The answers to that question are the crux of the April 2017 book by Jonathan Allen and Amie Parnes, entitled Shattered: Inside Hillary Clinton's Doomed Campaign
. The authors are two Washington DC journalists who previously wrote about the former First Lady, New York Senator and Secretary of State in their 2014 book HRC: State Secrets and the Rebirth of Hillary Clinton
in this community).
The book is both an insider's recounting of Clinton's 2015-16 presidential campaign, and a post mortem analysis of what went wrong, and where the blame for her loss to Donald Trump should be placed. Despite all of the apparent advantages that candidate Clinton enjoyed going into the 2016 presidential campaign, the authors point out how the Clinton campaign possessed a magnetic ability to attract bad luck in epic proportions. This included dysfunction and a lack of unity at the upper level of the management of her campaign. John Podesta, her campaign chairman (akin to a corporate chairman of the board) and Robbie Mook, her campaign manager (CEO of the campaign) came from different worlds, different generations and were polar opposites in their view of how a presidential campaign should be run. Podesta was old school, while Mook was a political sabremetrician, placing all of his eggs in the basket of political analytics, rather than polling or advice from those on the front lines of the campaign. It was something that worked well in winning the nomination, but which missed the mark for the election campaign.

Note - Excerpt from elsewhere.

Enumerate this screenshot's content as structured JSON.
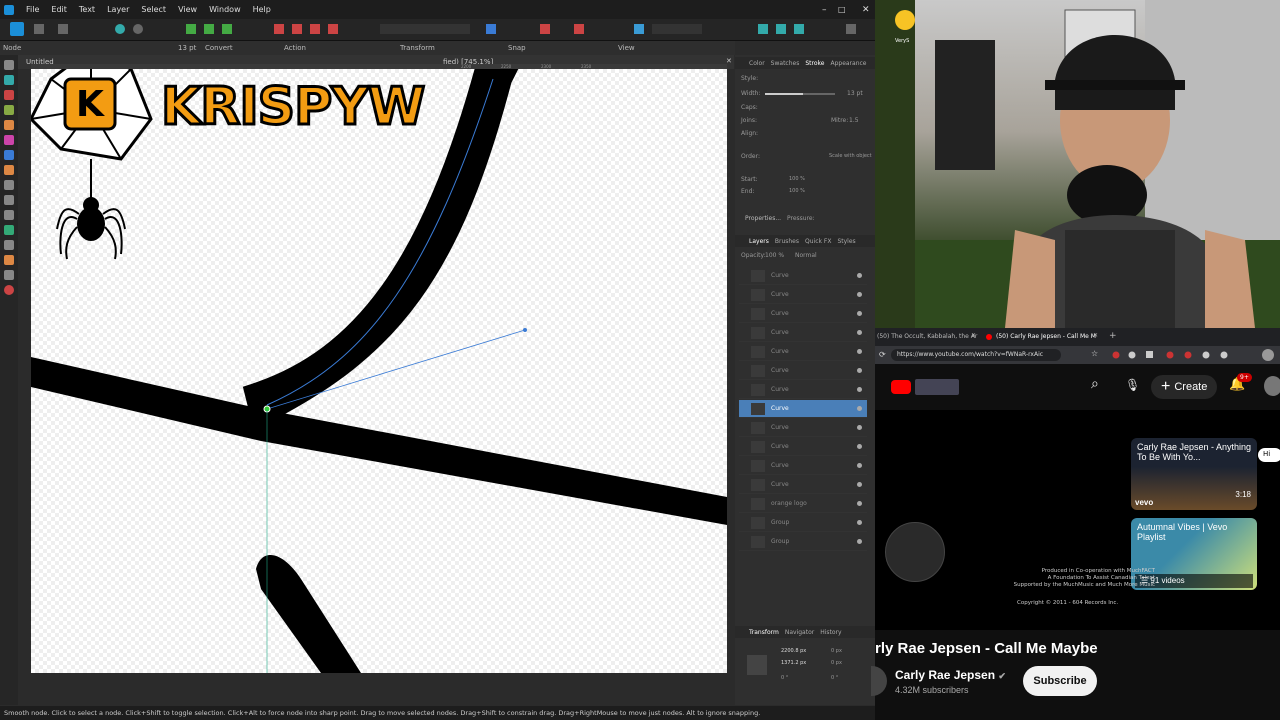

Added to this mix were a series of email problems (both with Clinton's use of a personal server while she served as Secretary of State, and with the release of embarrassing emails courtesy of Wikileaks), bad timing for the giving of speeches to big banks for a huge price tag, a primary opponent who was able to tap into populist anger, a general climate of worldwide populism, some personal health issues, her husband Bill Clinton's personal baggage and occasional speaking gaffes, an October reawakening of the email issue courtesy of Anthony Wiener's sexting, and an FBI director with a penchant for saying the wrong things at the wrong times. Even with successful debate performances and some statements from her opponent that raised serious questions about his character and fitness for office, Clinton was unable to overcome the rising tide that was able to knock down what many had thought to be a solid "blue wall" advantage in the electoral college. The author's are critical of Mook's misreading of analytical data, his failure to perform timely polling and to allocate sufficient resources to critical battleground states, and his over-reliance on millennial number crunching of data to the exclusion and mockery of the political instincts of wiser and more experienced members of the campaign team.
But where the authors clearly place blame for the campaign's failure is in the candidate herself. The authors argue that Clinton was unable to present a clear vision for her candidacy beyond a personal lust for power. They blame her for not making adjustments in her campaign team, and for pursuing a flawed strategy that was blind to voter anger over the fact that recovery from the 2008 crash came quickly for the rich, but at a glacier's pace for the middle class and for the poor.
At times it is unclear whether the authors feel sorry for Clinton or loathe her. As they did in their previous book, the authors also name drop a lot, referring to the cast of characters in Clinton World who Washington insiders might be familiar with, but who are unknown to the rest of us. The authors' targeting of the Washington DC political savvy crowd as an audience to the exclusion of the average reader detracts from the book at times. This book's real strength is in its chronicling of the 2016 campaign for the Democratic nomination and presidential election, especially inside the Clinton campaign. From this, readers are better able to draw their own conclusions about where the blame lies for letting a Democratic election victory in 2016 get away.